** Dataset excerpts **
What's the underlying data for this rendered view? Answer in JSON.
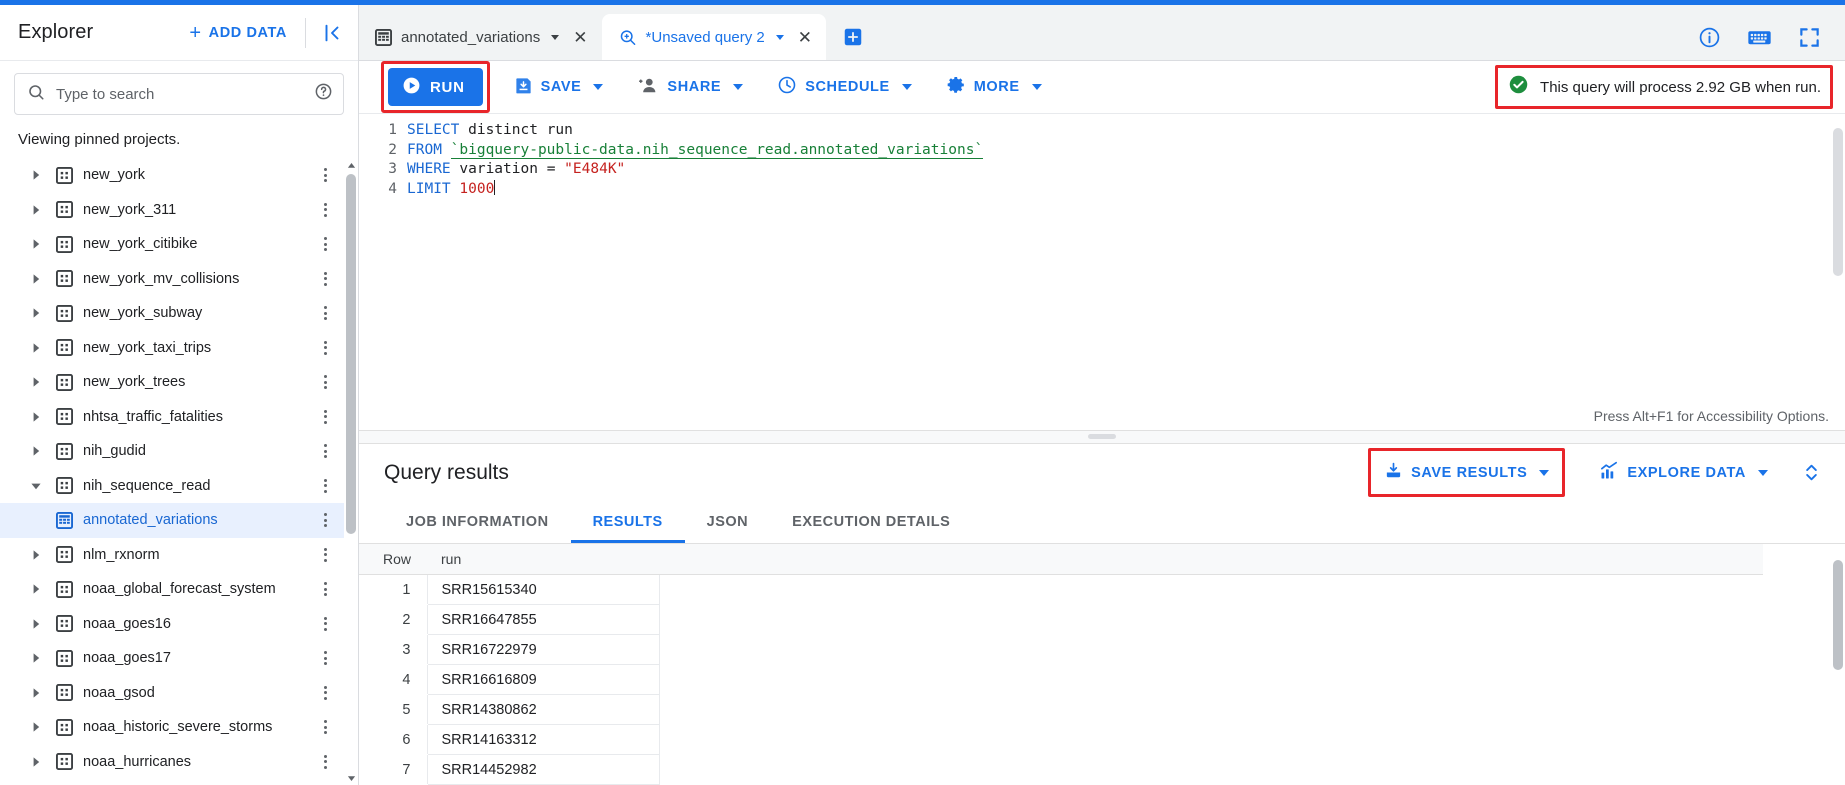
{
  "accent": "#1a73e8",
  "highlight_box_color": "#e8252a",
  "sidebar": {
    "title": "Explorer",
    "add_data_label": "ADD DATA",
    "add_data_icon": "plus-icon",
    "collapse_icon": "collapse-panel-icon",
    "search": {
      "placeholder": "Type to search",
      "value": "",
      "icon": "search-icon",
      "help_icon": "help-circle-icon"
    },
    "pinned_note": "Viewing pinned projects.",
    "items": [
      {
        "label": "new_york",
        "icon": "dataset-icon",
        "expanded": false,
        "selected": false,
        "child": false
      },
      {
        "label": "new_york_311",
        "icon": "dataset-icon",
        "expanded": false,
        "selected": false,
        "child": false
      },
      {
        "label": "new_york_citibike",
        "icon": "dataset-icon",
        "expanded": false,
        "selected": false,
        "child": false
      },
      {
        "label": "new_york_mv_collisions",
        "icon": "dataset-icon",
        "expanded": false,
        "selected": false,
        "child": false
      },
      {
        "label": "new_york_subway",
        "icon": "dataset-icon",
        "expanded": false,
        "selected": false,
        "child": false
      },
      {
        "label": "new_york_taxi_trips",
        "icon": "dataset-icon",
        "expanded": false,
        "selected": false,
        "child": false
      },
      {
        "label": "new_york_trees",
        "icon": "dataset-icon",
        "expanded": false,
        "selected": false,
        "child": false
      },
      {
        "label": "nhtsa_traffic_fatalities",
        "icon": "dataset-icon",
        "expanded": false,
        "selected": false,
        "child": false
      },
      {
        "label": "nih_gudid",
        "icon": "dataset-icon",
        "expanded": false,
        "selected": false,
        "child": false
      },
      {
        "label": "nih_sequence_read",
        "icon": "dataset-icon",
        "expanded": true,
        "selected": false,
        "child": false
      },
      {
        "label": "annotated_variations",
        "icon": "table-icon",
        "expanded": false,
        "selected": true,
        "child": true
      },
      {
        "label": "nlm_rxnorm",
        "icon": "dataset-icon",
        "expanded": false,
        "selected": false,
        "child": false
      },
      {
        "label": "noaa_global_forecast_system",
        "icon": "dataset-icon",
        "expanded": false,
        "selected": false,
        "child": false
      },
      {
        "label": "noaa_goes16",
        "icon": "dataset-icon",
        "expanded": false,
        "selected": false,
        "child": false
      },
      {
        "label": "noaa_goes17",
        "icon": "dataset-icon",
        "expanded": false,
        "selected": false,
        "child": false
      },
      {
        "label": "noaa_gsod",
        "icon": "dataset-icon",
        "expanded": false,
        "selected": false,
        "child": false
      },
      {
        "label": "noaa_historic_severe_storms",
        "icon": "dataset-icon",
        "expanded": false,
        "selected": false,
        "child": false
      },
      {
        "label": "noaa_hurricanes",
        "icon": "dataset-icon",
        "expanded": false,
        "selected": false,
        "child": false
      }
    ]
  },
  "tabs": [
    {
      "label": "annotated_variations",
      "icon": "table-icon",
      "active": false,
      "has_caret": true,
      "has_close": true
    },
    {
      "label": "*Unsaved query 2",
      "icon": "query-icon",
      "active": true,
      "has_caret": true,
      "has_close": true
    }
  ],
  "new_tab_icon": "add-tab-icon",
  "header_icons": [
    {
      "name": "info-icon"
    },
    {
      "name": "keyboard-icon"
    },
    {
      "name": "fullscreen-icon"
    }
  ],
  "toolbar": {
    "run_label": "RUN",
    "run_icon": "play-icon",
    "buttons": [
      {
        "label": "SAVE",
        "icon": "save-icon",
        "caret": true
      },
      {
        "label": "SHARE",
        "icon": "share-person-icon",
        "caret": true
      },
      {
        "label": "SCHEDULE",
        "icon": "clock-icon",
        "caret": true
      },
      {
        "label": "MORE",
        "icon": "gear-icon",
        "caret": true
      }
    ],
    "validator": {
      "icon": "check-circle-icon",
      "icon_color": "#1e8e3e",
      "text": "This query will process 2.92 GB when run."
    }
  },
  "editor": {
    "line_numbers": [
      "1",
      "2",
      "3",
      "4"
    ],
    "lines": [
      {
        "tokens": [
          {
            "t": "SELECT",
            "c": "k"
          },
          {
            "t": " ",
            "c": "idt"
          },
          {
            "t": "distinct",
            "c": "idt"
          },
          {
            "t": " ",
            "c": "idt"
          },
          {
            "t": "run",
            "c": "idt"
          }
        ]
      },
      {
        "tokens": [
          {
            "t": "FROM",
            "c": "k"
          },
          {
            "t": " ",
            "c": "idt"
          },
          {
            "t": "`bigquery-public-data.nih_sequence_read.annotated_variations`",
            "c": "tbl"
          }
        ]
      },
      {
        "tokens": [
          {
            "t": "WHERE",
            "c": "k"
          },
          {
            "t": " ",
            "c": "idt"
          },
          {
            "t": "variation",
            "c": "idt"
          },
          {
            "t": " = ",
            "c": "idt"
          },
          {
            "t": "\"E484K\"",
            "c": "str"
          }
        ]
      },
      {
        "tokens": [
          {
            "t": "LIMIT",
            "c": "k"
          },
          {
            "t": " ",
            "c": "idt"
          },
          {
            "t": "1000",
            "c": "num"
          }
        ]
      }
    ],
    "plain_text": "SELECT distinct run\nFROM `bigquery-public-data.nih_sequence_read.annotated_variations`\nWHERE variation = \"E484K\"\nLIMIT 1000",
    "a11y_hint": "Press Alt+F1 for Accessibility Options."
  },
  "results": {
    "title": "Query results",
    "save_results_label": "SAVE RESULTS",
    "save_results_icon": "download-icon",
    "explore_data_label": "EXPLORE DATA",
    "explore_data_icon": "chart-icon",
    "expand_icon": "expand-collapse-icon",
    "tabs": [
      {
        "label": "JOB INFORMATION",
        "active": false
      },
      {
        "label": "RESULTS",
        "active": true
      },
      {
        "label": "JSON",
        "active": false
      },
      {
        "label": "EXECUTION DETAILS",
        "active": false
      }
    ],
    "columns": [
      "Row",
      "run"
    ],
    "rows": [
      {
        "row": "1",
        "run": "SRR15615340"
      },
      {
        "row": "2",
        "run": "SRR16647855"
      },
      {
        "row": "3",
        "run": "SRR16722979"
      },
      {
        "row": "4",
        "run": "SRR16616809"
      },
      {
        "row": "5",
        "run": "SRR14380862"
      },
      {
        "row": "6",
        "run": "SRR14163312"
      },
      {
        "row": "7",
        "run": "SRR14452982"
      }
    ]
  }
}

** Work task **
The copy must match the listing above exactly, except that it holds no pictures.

** Answer section **
What's the underlying data for this rendered view? Answer in JSON.
{
  "accent": "#1a73e8",
  "highlight_box_color": "#e8252a",
  "sidebar": {
    "title": "Explorer",
    "add_data_label": "ADD DATA",
    "add_data_icon": "plus-icon",
    "collapse_icon": "collapse-panel-icon",
    "search": {
      "placeholder": "Type to search",
      "value": "",
      "icon": "search-icon",
      "help_icon": "help-circle-icon"
    },
    "pinned_note": "Viewing pinned projects.",
    "items": [
      {
        "label": "new_york",
        "icon": "dataset-icon",
        "expanded": false,
        "selected": false,
        "child": false
      },
      {
        "label": "new_york_311",
        "icon": "dataset-icon",
        "expanded": false,
        "selected": false,
        "child": false
      },
      {
        "label": "new_york_citibike",
        "icon": "dataset-icon",
        "expanded": false,
        "selected": false,
        "child": false
      },
      {
        "label": "new_york_mv_collisions",
        "icon": "dataset-icon",
        "expanded": false,
        "selected": false,
        "child": false
      },
      {
        "label": "new_york_subway",
        "icon": "dataset-icon",
        "expanded": false,
        "selected": false,
        "child": false
      },
      {
        "label": "new_york_taxi_trips",
        "icon": "dataset-icon",
        "expanded": false,
        "selected": false,
        "child": false
      },
      {
        "label": "new_york_trees",
        "icon": "dataset-icon",
        "expanded": false,
        "selected": false,
        "child": false
      },
      {
        "label": "nhtsa_traffic_fatalities",
        "icon": "dataset-icon",
        "expanded": false,
        "selected": false,
        "child": false
      },
      {
        "label": "nih_gudid",
        "icon": "dataset-icon",
        "expanded": false,
        "selected": false,
        "child": false
      },
      {
        "label": "nih_sequence_read",
        "icon": "dataset-icon",
        "expanded": true,
        "selected": false,
        "child": false
      },
      {
        "label": "annotated_variations",
        "icon": "table-icon",
        "expanded": false,
        "selected": true,
        "child": true
      },
      {
        "label": "nlm_rxnorm",
        "icon": "dataset-icon",
        "expanded": false,
        "selected": false,
        "child": false
      },
      {
        "label": "noaa_global_forecast_system",
        "icon": "dataset-icon",
        "expanded": false,
        "selected": false,
        "child": false
      },
      {
        "label": "noaa_goes16",
        "icon": "dataset-icon",
        "expanded": false,
        "selected": false,
        "child": false
      },
      {
        "label": "noaa_goes17",
        "icon": "dataset-icon",
        "expanded": false,
        "selected": false,
        "child": false
      },
      {
        "label": "noaa_gsod",
        "icon": "dataset-icon",
        "expanded": false,
        "selected": false,
        "child": false
      },
      {
        "label": "noaa_historic_severe_storms",
        "icon": "dataset-icon",
        "expanded": false,
        "selected": false,
        "child": false
      },
      {
        "label": "noaa_hurricanes",
        "icon": "dataset-icon",
        "expanded": false,
        "selected": false,
        "child": false
      }
    ]
  },
  "tabs": [
    {
      "label": "annotated_variations",
      "icon": "table-icon",
      "active": false,
      "has_caret": true,
      "has_close": true
    },
    {
      "label": "*Unsaved query 2",
      "icon": "query-icon",
      "active": true,
      "has_caret": true,
      "has_close": true
    }
  ],
  "new_tab_icon": "add-tab-icon",
  "header_icons": [
    {
      "name": "info-icon"
    },
    {
      "name": "keyboard-icon"
    },
    {
      "name": "fullscreen-icon"
    }
  ],
  "toolbar": {
    "run_label": "RUN",
    "run_icon": "play-icon",
    "buttons": [
      {
        "label": "SAVE",
        "icon": "save-icon",
        "caret": true
      },
      {
        "label": "SHARE",
        "icon": "share-person-icon",
        "caret": true
      },
      {
        "label": "SCHEDULE",
        "icon": "clock-icon",
        "caret": true
      },
      {
        "label": "MORE",
        "icon": "gear-icon",
        "caret": true
      }
    ],
    "validator": {
      "icon": "check-circle-icon",
      "icon_color": "#1e8e3e",
      "text": "This query will process 2.92 GB when run."
    }
  },
  "editor": {
    "line_numbers": [
      "1",
      "2",
      "3",
      "4"
    ],
    "lines": [
      {
        "tokens": [
          {
            "t": "SELECT",
            "c": "k"
          },
          {
            "t": " ",
            "c": "idt"
          },
          {
            "t": "distinct",
            "c": "idt"
          },
          {
            "t": " ",
            "c": "idt"
          },
          {
            "t": "run",
            "c": "idt"
          }
        ]
      },
      {
        "tokens": [
          {
            "t": "FROM",
            "c": "k"
          },
          {
            "t": " ",
            "c": "idt"
          },
          {
            "t": "`bigquery-public-data.nih_sequence_read.annotated_variations`",
            "c": "tbl"
          }
        ]
      },
      {
        "tokens": [
          {
            "t": "WHERE",
            "c": "k"
          },
          {
            "t": " ",
            "c": "idt"
          },
          {
            "t": "variation",
            "c": "idt"
          },
          {
            "t": " = ",
            "c": "idt"
          },
          {
            "t": "\"E484K\"",
            "c": "str"
          }
        ]
      },
      {
        "tokens": [
          {
            "t": "LIMIT",
            "c": "k"
          },
          {
            "t": " ",
            "c": "idt"
          },
          {
            "t": "1000",
            "c": "num"
          }
        ]
      }
    ],
    "plain_text": "SELECT distinct run\nFROM `bigquery-public-data.nih_sequence_read.annotated_variations`\nWHERE variation = \"E484K\"\nLIMIT 1000",
    "a11y_hint": "Press Alt+F1 for Accessibility Options."
  },
  "results": {
    "title": "Query results",
    "save_results_label": "SAVE RESULTS",
    "save_results_icon": "download-icon",
    "explore_data_label": "EXPLORE DATA",
    "explore_data_icon": "chart-icon",
    "expand_icon": "expand-collapse-icon",
    "tabs": [
      {
        "label": "JOB INFORMATION",
        "active": false
      },
      {
        "label": "RESULTS",
        "active": true
      },
      {
        "label": "JSON",
        "active": false
      },
      {
        "label": "EXECUTION DETAILS",
        "active": false
      }
    ],
    "columns": [
      "Row",
      "run"
    ],
    "rows": [
      {
        "row": "1",
        "run": "SRR15615340"
      },
      {
        "row": "2",
        "run": "SRR16647855"
      },
      {
        "row": "3",
        "run": "SRR16722979"
      },
      {
        "row": "4",
        "run": "SRR16616809"
      },
      {
        "row": "5",
        "run": "SRR14380862"
      },
      {
        "row": "6",
        "run": "SRR14163312"
      },
      {
        "row": "7",
        "run": "SRR14452982"
      }
    ]
  }
}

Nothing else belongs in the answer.